In 2016, €26 billion were paid in earnings-related pensions in Finland. That is an increase of €700 million compared to the previous year. A record-high 57,000 persons retired on an earnings-related old-age pension last year. Although the gap between men’s and women’s pensions has narrowed, it is still considerable.
The average monthly total pension in 2016 was 1,632 euros. Women’s pensions averaged 79 per cent of men’s. The highest pensions were paid in Uusimaa (€1,942) and the lowest in Southern Ostrobothnia (€1,403).
An exceptionally difficult investment environment and a weak economic outlook create pressure to temporarily raise the earnings-related pension contribution. The pressure will arise long-term if the birth rate remains low in Finland.
Those who received the brochure knew the pension reform well, as much as three times better than those who did not get the brochure. Brochure recipients also regarded the pension reform as just and fair more often than non-recipients. However, the brochure had no effect on retirement intentions.
According to the statistics of the Finnish Centre for Pensions, people in Finland retired on an old-age pension in 2016 at age 61.1 years on average. The effective retirement age was the same as in 2015. The number of new retirees rose to 76,000 persons, of whom 75% retired on an old-age pension.
Pensioners in Finland have enjoyed improving economic welfare in the past 20 years. This conclusion comes out of a broad investigation by the Finnish Centre for Pensions (ETK) into the development of pensions and pensioners’ economic welfare in 1995–2015. The assessment used a wide range of indicators, including pension income, household disposable income, consumption, assets […]

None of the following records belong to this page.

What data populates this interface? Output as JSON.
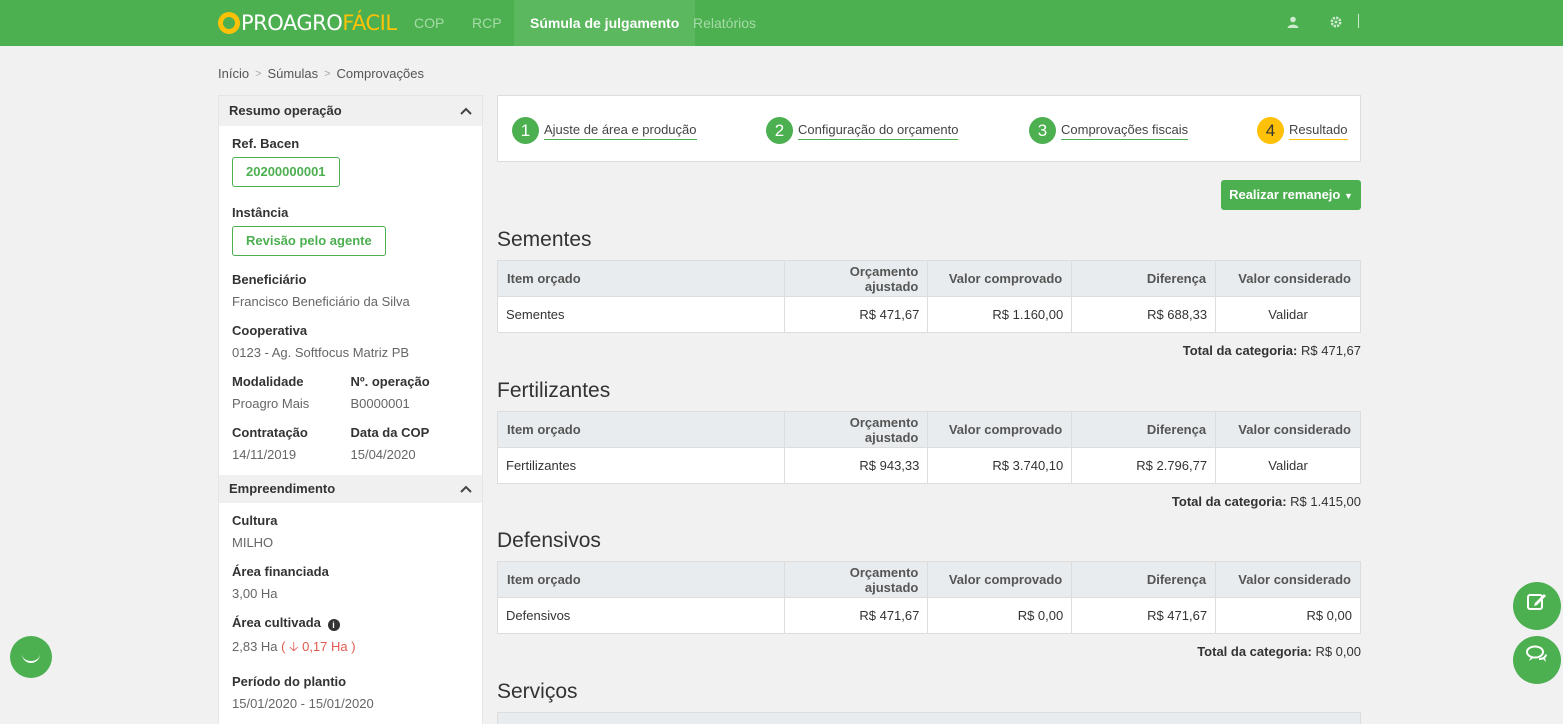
{
  "nav": {
    "logo_main": "PROAGRO",
    "logo_accent": "FÁCIL",
    "links": [
      "COP",
      "RCP",
      "Súmula de julgamento",
      "Relatórios"
    ],
    "user_icon": "user-icon",
    "settings_icon": "gear-icon"
  },
  "breadcrumb": [
    "Início",
    "Súmulas",
    "Comprovações"
  ],
  "resumo": {
    "title": "Resumo operação",
    "ref_bacen_label": "Ref. Bacen",
    "ref_bacen_value": "20200000001",
    "instancia_label": "Instância",
    "instancia_value": "Revisão pelo agente",
    "beneficiario_label": "Beneficiário",
    "beneficiario_value": "Francisco Beneficiário da Silva",
    "cooperativa_label": "Cooperativa",
    "cooperativa_value": "0123 - Ag. Softfocus Matriz PB",
    "modalidade_label": "Modalidade",
    "modalidade_value": "Proagro Mais",
    "operacao_label": "Nº. operação",
    "operacao_value": "B0000001",
    "contratacao_label": "Contratação",
    "contratacao_value": "14/11/2019",
    "data_cop_label": "Data da COP",
    "data_cop_value": "15/04/2020"
  },
  "empreendimento": {
    "title": "Empreendimento",
    "cultura_label": "Cultura",
    "cultura_value": "MILHO",
    "area_fin_label": "Área financiada",
    "area_fin_value": "3,00 Ha",
    "area_cult_label": "Área cultivada",
    "area_cult_value": "2,83 Ha",
    "area_cult_diff": "0,17 Ha",
    "periodo_label": "Período do plantio",
    "periodo_value": "15/01/2020 - 15/01/2020"
  },
  "steps": [
    {
      "num": "1",
      "label": "Ajuste de área e produção"
    },
    {
      "num": "2",
      "label": "Configuração do orçamento"
    },
    {
      "num": "3",
      "label": "Comprovações fiscais"
    },
    {
      "num": "4",
      "label": "Resultado"
    }
  ],
  "action_button": "Realizar remanejo",
  "table_headers": [
    "Item orçado",
    "Orçamento ajustado",
    "Valor comprovado",
    "Diferença",
    "Valor considerado"
  ],
  "total_label": "Total da categoria:",
  "categories": [
    {
      "title": "Sementes",
      "item": "Sementes",
      "orcamento": "R$ 471,67",
      "comprovado": "R$ 1.160,00",
      "diferenca": "R$ 688,33",
      "considerado": "Validar",
      "total": "R$ 471,67"
    },
    {
      "title": "Fertilizantes",
      "item": "Fertilizantes",
      "orcamento": "R$ 943,33",
      "comprovado": "R$ 3.740,10",
      "diferenca": "R$ 2.796,77",
      "considerado": "Validar",
      "total": "R$ 1.415,00"
    },
    {
      "title": "Defensivos",
      "item": "Defensivos",
      "orcamento": "R$ 471,67",
      "comprovado": "R$ 0,00",
      "diferenca": "R$ 471,67",
      "considerado": "R$ 0,00",
      "total": "R$ 0,00"
    },
    {
      "title": "Serviços"
    }
  ],
  "colors": {
    "brand": "#4caf50",
    "accent": "#ffc107",
    "negative": "#e05a4f",
    "link": "#4a7bbf"
  }
}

Finnish earnings-related pensions have been reformed. The reform will take effect on 1.1.2017. Pension accrual rates will change immediately. The first new partial old-age pensions can be granted as of February 2017. In practice, the retirement age will rise in 2018. It will be possible to apply for the new years-of-service pension at the end […]
Improving management practices and work engagement, as well as offering personnel training, significantly affect the stability and length of working lives. These soft methods are just as effective as preventing various threats and obstacles, as concluded in a new collection of studies titled Working conditions and working lives.